Find the lines holding the string "title" in the data, then copy all of them.

══ Given records

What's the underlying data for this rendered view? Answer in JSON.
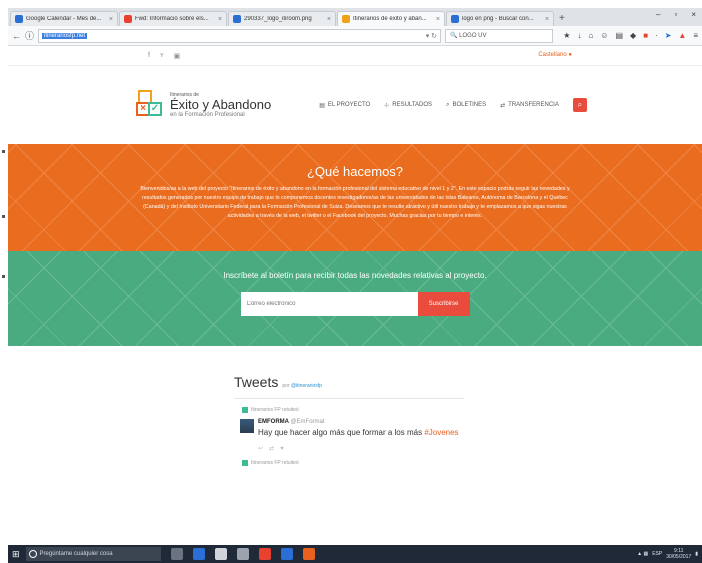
{
  "browser": {
    "tabs": [
      {
        "label": "Google Calendar - Mes de...",
        "color": "#2b6fd6"
      },
      {
        "label": "Fwd: Informació sobre els...",
        "color": "#e8412f"
      },
      {
        "label": "290337_logo_itiroom.png",
        "color": "#2b6fd6"
      },
      {
        "label": "Itinerarios de éxito y aban...",
        "color": "#f0a21b"
      },
      {
        "label": "logo en png - Buscar con...",
        "color": "#2b6fd6"
      }
    ],
    "url": "itinerariosfp.net",
    "search_value": "LOGO UV"
  },
  "site": {
    "language": "Castellano",
    "social_icons": [
      "facebook-icon",
      "twitter-icon",
      "youtube-icon"
    ],
    "logo": {
      "small": "Itinerarios de",
      "big": "Éxito y Abandono",
      "sub": "en la Formación Profesional"
    },
    "menu": [
      {
        "icon": "document-icon",
        "label": "EL PROYECTO"
      },
      {
        "icon": "chart-icon",
        "label": "RESULTADOS"
      },
      {
        "icon": "newsletter-icon",
        "label": "BOLETINES"
      },
      {
        "icon": "transfer-icon",
        "label": "TRANSFERENCIA"
      }
    ],
    "about": {
      "title": "¿Qué hacemos?",
      "text": "Bienvenidos/as a la web del proyecto \"Itinerarios de éxito y abandono en la formación profesional del sistema educativo de nivel 1 y 2\". En este espacio podrás seguir las novedades y resultados generados por nuestro equipo de trabajo que lo componemos docentes investigadores/as de las universidades de las Islas Baleares, Autónoma de Barcelona y el Québec (Canadá) y del Instituto Universitario Federal para la Formación Profesional de Suiza. Deseamos que te resulte atractivo y útil nuestro trabajo y te emplazamos a que sigas nuestras actividades a través de la web, el twitter o el Facebook del proyecto. Muchas gracias por tu tiempo e interés."
    },
    "newsletter": {
      "title": "Inscríbete al boletín para recibir todas las novedades relativas al proyecto.",
      "placeholder": "Correo electrónico",
      "button": "Suscribirse"
    },
    "tweets": {
      "title": "Tweets",
      "by": "por",
      "handle": "@itinerariosfp",
      "retweeted_by": "Itinerarios FP retuiteó",
      "items": [
        {
          "name": "EMFORMA",
          "handle": "@EmFormat",
          "text_before": "Hay que hacer algo más que formar a los más",
          "hashtag": "#Jovenes"
        }
      ]
    }
  },
  "taskbar": {
    "search_placeholder": "Pregúntame cualquier cosa",
    "lang": "ESP",
    "time": "9:11",
    "date": "30/05/2017"
  }
}
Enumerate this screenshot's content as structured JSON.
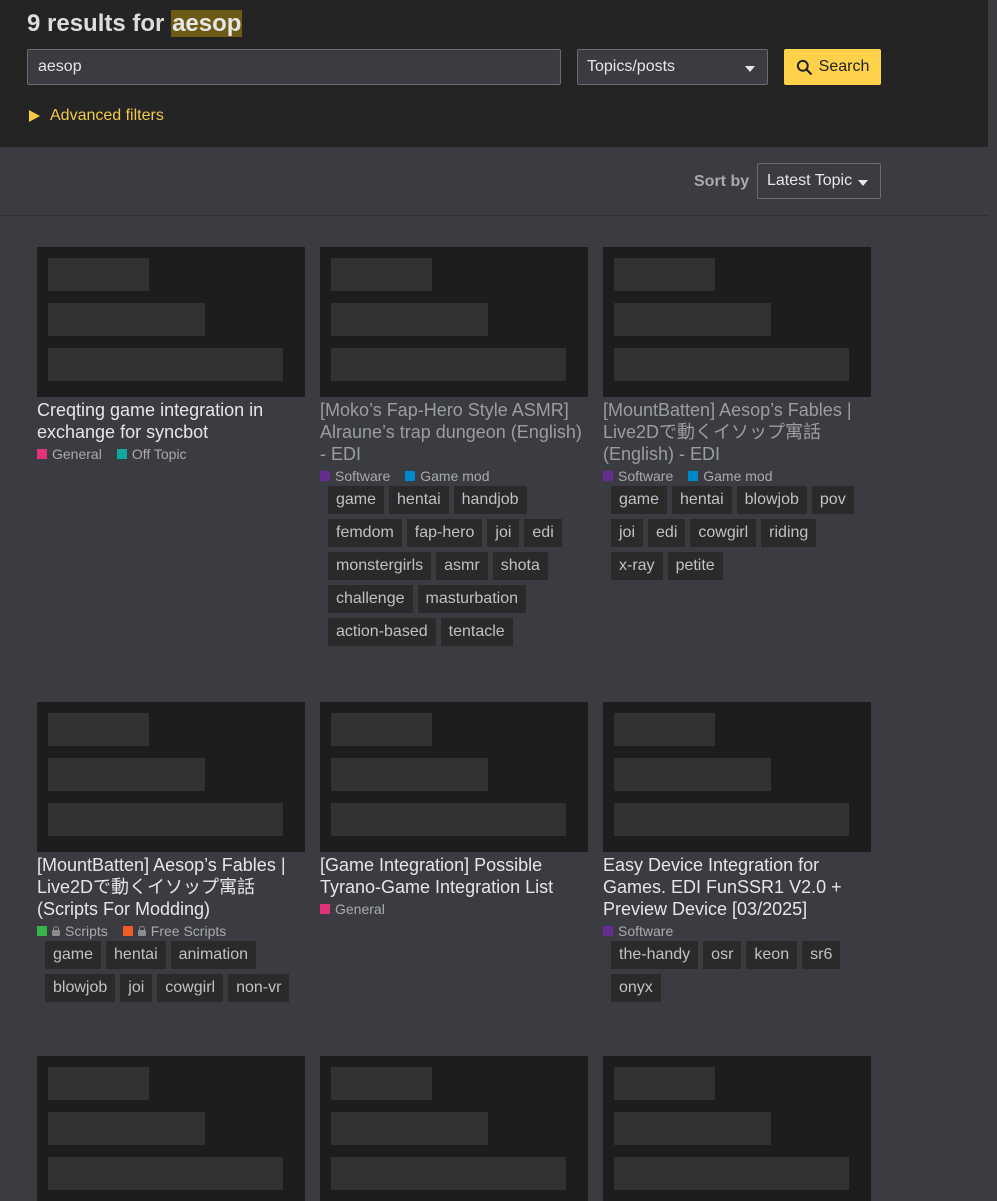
{
  "header": {
    "count_text": "9 results for",
    "query_highlight": "aesop"
  },
  "search": {
    "value": "aesop",
    "type_selected": "Topics/posts",
    "button_label": "Search",
    "advanced_filters_label": "Advanced filters"
  },
  "sort": {
    "label": "Sort by",
    "selected": "Latest Topic"
  },
  "colors": {
    "accent": "#fdd24a",
    "general": "#e0337a",
    "off_topic": "#12a89d",
    "software": "#652d90",
    "game_mod": "#0088cc",
    "scripts": "#3ab54a",
    "free_scripts": "#f15a24"
  },
  "results": [
    {
      "title": "Creqting game integration in exchange for syncbot",
      "categories": [
        {
          "name": "General",
          "color": "#e0337a",
          "locked": false
        },
        {
          "name": "Off Topic",
          "color": "#12a89d",
          "locked": false
        }
      ],
      "tags": []
    },
    {
      "title": "[Moko’s Fap-Hero Style ASMR] Alraune’s trap dungeon (English) - EDI",
      "categories": [
        {
          "name": "Software",
          "color": "#652d90",
          "locked": false
        },
        {
          "name": "Game mod",
          "color": "#0088cc",
          "locked": false
        }
      ],
      "tags": [
        "game",
        "hentai",
        "handjob",
        "femdom",
        "fap-hero",
        "joi",
        "edi",
        "monstergirls",
        "asmr",
        "shota",
        "challenge",
        "masturbation",
        "action-based",
        "tentacle"
      ]
    },
    {
      "title": "[MountBatten] Aesop’s Fables | Live2Dで動くイソップ寓話 (English) - EDI",
      "categories": [
        {
          "name": "Software",
          "color": "#652d90",
          "locked": false
        },
        {
          "name": "Game mod",
          "color": "#0088cc",
          "locked": false
        }
      ],
      "tags": [
        "game",
        "hentai",
        "blowjob",
        "pov",
        "joi",
        "edi",
        "cowgirl",
        "riding",
        "x-ray",
        "petite"
      ]
    },
    {
      "title": "[MountBatten] Aesop’s Fables | Live2Dで動くイソップ寓話 (Scripts For Modding)",
      "categories": [
        {
          "name": "Scripts",
          "color": "#3ab54a",
          "locked": true
        },
        {
          "name": "Free Scripts",
          "color": "#f15a24",
          "locked": true
        }
      ],
      "tags": [
        "game",
        "hentai",
        "animation",
        "blowjob",
        "joi",
        "cowgirl",
        "non-vr"
      ]
    },
    {
      "title": "[Game Integration] Possible Tyrano-Game Integration List",
      "categories": [
        {
          "name": "General",
          "color": "#e0337a",
          "locked": false
        }
      ],
      "tags": []
    },
    {
      "title": "Easy Device Integration for Games. EDI FunSSR1 V2.0 + Preview Device [03/2025]",
      "categories": [
        {
          "name": "Software",
          "color": "#652d90",
          "locked": false
        }
      ],
      "tags": [
        "the-handy",
        "osr",
        "keon",
        "sr6",
        "onyx"
      ]
    }
  ]
}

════

Result of the exercise:
      "title": "¿Qué hacemos?",
      "title": "Inscríbete al boletín para recibir todas las novedades relativas al proyecto.",
      "title": "Tweets",
      "title": "Creqting game integration in exchange for syncbot",
      "title": "[Moko’s Fap-Hero Style ASMR] Alraune’s trap dungeon (English) - EDI",
      "title": "[MountBatten] Aesop’s Fables | Live2Dで動くイソップ寓話 (English) - EDI",
      "title": "[MountBatten] Aesop’s Fables | Live2Dで動くイソップ寓話 (Scripts For Modding)",
      "title": "[Game Integration] Possible Tyrano-Game Integration List",
      "title": "Easy Device Integration for Games. EDI FunSSR1 V2.0 + Preview Device [03/2025]",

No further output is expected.